▶ **Goal of the exercise**:
Find the lines below in which the string "icon" occurs. Copy each one.
Segment Start: Record extracts
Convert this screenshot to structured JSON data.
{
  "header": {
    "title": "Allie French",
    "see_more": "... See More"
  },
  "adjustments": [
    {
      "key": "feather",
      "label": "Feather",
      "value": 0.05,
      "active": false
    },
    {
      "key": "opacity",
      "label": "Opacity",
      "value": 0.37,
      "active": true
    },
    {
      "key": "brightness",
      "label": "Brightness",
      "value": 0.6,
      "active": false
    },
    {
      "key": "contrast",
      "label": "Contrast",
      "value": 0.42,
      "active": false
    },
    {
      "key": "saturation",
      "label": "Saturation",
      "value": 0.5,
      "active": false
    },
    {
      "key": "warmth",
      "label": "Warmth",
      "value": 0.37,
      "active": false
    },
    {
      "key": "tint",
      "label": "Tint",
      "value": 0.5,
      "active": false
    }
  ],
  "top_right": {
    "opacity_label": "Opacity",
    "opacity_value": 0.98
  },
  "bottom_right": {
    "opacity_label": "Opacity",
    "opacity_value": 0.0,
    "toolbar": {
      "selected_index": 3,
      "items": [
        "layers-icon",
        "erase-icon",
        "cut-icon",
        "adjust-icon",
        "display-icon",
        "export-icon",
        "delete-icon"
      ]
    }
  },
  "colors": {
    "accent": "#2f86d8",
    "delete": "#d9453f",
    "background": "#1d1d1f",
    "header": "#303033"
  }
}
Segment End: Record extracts
▶ **Result of this task**:
        "layers-icon",
        "erase-icon",
        "cut-icon",
        "adjust-icon",
        "display-icon",
        "export-icon",
        "delete-icon"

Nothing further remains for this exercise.